It’s hard to believe that Obama chose those words just seven years ago, because now his administration has racked up another $6 trillion in debt.
It’s also a shock that Barack Obama believed this: “America has a debt problem. I therefore intend to oppose the effort to increase America’s debt limit.”
Yet this year, he demanded Congress raise the debt limit without conditions.
I want the old Barack Obama back. He made sense. The new guy, he scares the heck out of me. Like a king, he assumes that the realm will be better if he can spend as he pleases.
He also issues executive orders when Congress doesn’t immediately do what he wants. To be fair, he isn’t the first president to do that. Or the worst.
That was Teddy Roosevelt. He issued 1,000 executive orders, including one that demanded phonetic spelling. On all government documents, “kissed” should be K-I-S-T and “enough” E-N-U-F. At least Congress mustered the two-thirds vote needed to override that one.
I might not mind presidents behaving like kings — if they at least made the tough decisions that the government needs to make, like balancing the budget. But no president has tried to use an executive order to eliminate whole programs or cut spending. They almost always act only to increase their own power.
Yet they pretend they make bold choices — even when refusing to make choices. Obama said, “We reject the belief that America must choose between caring for the elderly and investing in the next generation.”
That’s Washington-speak for, “We will spend government money on young and old alike and refuse to think about when this will bankrupt America.”
But it sounds exciting when he says it. He’s not just a king — he’s Santa Claus, too. Except that Santa spends his own money. The president spends yours.

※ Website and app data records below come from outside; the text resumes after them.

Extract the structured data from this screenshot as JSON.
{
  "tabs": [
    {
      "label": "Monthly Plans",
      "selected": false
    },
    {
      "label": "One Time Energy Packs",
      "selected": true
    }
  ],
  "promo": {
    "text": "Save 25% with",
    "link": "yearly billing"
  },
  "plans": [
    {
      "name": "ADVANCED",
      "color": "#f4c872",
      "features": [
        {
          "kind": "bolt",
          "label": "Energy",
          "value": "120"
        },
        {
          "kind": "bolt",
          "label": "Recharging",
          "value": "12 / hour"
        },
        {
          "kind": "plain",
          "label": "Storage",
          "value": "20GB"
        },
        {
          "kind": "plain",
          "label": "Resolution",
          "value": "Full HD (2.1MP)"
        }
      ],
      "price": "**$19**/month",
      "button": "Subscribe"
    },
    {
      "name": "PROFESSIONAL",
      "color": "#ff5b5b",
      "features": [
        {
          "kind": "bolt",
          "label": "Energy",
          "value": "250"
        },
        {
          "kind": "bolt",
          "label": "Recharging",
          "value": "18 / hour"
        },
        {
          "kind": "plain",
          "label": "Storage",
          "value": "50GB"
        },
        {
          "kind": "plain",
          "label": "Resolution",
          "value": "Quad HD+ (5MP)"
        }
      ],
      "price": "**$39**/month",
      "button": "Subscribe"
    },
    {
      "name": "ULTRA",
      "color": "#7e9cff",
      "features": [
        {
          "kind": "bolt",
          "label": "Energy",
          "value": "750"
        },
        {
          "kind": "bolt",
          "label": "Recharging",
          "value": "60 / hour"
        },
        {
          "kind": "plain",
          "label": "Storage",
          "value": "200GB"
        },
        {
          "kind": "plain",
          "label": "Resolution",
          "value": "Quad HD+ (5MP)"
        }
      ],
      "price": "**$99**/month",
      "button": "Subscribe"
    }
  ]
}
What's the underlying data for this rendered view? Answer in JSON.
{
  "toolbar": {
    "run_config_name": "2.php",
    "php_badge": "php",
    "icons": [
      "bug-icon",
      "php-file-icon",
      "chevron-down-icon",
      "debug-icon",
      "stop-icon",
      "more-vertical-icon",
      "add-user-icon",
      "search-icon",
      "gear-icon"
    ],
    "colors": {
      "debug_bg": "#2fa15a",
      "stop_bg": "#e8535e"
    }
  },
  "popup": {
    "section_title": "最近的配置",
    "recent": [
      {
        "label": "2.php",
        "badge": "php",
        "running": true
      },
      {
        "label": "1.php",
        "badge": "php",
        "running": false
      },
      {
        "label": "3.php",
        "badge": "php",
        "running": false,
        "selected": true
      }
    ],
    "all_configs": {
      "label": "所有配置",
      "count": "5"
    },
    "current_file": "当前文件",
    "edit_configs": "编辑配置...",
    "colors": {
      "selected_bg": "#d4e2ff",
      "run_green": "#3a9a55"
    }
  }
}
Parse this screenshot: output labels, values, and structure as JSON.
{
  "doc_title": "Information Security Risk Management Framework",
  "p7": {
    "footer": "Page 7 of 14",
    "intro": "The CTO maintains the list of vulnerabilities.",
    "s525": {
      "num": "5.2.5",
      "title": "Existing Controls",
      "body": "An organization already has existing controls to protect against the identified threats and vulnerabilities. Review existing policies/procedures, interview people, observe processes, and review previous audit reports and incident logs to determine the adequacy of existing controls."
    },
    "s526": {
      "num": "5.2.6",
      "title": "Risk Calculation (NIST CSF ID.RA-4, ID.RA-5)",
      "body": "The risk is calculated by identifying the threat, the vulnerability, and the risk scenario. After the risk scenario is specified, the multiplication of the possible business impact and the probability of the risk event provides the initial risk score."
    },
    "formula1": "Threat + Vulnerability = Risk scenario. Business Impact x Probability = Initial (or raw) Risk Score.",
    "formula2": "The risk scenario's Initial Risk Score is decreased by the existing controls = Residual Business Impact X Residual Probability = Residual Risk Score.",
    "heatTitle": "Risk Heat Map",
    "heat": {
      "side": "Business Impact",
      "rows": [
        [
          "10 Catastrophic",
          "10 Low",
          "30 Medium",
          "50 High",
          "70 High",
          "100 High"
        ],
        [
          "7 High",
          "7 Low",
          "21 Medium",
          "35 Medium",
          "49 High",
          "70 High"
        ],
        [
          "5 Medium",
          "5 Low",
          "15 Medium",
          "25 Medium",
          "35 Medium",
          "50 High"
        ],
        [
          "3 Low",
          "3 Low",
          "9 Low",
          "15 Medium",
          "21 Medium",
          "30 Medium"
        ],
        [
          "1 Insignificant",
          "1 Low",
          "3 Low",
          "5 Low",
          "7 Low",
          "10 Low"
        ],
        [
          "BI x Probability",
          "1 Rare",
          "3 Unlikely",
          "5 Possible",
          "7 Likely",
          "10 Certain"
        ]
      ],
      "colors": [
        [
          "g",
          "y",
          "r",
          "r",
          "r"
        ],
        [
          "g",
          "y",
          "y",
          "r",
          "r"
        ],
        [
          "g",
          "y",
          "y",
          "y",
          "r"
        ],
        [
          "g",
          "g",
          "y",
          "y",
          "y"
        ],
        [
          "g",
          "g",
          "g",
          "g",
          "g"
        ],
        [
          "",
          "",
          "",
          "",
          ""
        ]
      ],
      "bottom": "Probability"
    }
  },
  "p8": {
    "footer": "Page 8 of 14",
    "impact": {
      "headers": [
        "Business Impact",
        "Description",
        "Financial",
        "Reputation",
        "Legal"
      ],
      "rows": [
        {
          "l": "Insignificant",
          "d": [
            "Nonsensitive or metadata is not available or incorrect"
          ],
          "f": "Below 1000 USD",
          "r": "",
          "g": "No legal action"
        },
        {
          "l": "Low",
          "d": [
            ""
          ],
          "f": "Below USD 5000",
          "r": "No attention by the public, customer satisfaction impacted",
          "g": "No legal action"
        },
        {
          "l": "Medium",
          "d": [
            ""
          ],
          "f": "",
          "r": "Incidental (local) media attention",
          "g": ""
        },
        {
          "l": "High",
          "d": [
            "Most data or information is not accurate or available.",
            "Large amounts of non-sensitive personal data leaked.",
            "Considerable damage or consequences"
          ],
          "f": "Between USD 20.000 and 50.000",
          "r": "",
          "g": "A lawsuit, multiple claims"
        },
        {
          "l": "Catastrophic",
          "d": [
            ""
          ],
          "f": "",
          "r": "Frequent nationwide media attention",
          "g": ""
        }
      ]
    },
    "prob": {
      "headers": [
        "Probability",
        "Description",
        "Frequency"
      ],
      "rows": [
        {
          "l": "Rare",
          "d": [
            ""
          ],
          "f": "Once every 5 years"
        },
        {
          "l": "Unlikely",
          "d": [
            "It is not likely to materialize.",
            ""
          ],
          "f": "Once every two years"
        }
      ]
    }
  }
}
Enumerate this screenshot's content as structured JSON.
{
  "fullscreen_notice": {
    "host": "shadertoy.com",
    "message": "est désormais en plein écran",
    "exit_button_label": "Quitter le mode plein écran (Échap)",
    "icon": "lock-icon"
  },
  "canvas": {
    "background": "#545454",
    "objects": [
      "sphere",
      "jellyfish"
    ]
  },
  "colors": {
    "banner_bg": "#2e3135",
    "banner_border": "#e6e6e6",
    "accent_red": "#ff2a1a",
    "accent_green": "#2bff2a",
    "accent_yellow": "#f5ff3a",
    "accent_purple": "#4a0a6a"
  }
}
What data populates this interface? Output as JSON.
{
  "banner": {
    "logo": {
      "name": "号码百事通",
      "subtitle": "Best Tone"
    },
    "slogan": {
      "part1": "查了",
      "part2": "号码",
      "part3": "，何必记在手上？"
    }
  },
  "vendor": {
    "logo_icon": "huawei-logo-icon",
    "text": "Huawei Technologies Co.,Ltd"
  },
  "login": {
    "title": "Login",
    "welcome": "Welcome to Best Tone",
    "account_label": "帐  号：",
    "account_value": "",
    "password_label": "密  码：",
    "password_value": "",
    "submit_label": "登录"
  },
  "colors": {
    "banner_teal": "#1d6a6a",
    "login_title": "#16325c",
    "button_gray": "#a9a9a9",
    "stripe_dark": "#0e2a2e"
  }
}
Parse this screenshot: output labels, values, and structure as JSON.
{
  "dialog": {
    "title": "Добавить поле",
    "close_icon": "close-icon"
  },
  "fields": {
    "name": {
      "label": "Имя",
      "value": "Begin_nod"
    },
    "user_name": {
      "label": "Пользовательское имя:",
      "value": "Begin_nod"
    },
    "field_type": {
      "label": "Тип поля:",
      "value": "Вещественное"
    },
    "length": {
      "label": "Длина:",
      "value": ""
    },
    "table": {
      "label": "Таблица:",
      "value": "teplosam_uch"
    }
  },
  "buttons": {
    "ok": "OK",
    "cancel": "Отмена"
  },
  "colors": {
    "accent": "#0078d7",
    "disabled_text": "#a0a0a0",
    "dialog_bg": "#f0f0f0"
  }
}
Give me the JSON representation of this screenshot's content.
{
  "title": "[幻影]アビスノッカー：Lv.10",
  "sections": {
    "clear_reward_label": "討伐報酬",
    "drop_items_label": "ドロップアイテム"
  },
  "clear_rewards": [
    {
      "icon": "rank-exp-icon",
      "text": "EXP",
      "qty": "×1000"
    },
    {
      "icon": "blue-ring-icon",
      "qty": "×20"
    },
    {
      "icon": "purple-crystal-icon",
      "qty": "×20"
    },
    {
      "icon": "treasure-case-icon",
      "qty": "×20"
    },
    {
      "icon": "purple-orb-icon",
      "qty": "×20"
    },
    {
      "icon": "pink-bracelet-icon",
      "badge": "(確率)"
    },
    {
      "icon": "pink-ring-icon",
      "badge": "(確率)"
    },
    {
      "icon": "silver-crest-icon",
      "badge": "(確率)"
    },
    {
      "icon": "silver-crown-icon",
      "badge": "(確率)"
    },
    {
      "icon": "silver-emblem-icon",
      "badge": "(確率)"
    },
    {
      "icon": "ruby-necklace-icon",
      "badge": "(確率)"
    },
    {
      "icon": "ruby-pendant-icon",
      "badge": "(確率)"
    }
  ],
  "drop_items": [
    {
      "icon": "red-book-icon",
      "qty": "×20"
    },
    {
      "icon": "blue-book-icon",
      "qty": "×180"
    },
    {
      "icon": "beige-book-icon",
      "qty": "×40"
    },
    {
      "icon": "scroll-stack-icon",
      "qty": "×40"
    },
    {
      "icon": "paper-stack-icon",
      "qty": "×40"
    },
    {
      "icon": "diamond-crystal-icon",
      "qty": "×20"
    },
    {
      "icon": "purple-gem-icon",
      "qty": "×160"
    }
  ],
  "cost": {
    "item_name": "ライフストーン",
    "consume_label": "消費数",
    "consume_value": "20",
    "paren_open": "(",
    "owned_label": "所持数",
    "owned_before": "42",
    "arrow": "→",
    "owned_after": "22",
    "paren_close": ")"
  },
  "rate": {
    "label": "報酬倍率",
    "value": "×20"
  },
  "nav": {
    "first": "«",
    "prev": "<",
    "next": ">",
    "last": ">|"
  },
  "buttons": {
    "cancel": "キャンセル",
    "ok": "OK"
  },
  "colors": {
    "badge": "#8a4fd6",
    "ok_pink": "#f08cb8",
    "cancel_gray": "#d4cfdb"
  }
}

Kings don’t like to be constrained. But all government should be.
John Stossel is host of “Stossel” on the Fox Business Network. He’s the author of “No They Can’t: Why Government Fails, but Individuals Succeed.” To find out more about John Stossel, visit his site at johnstossel.com.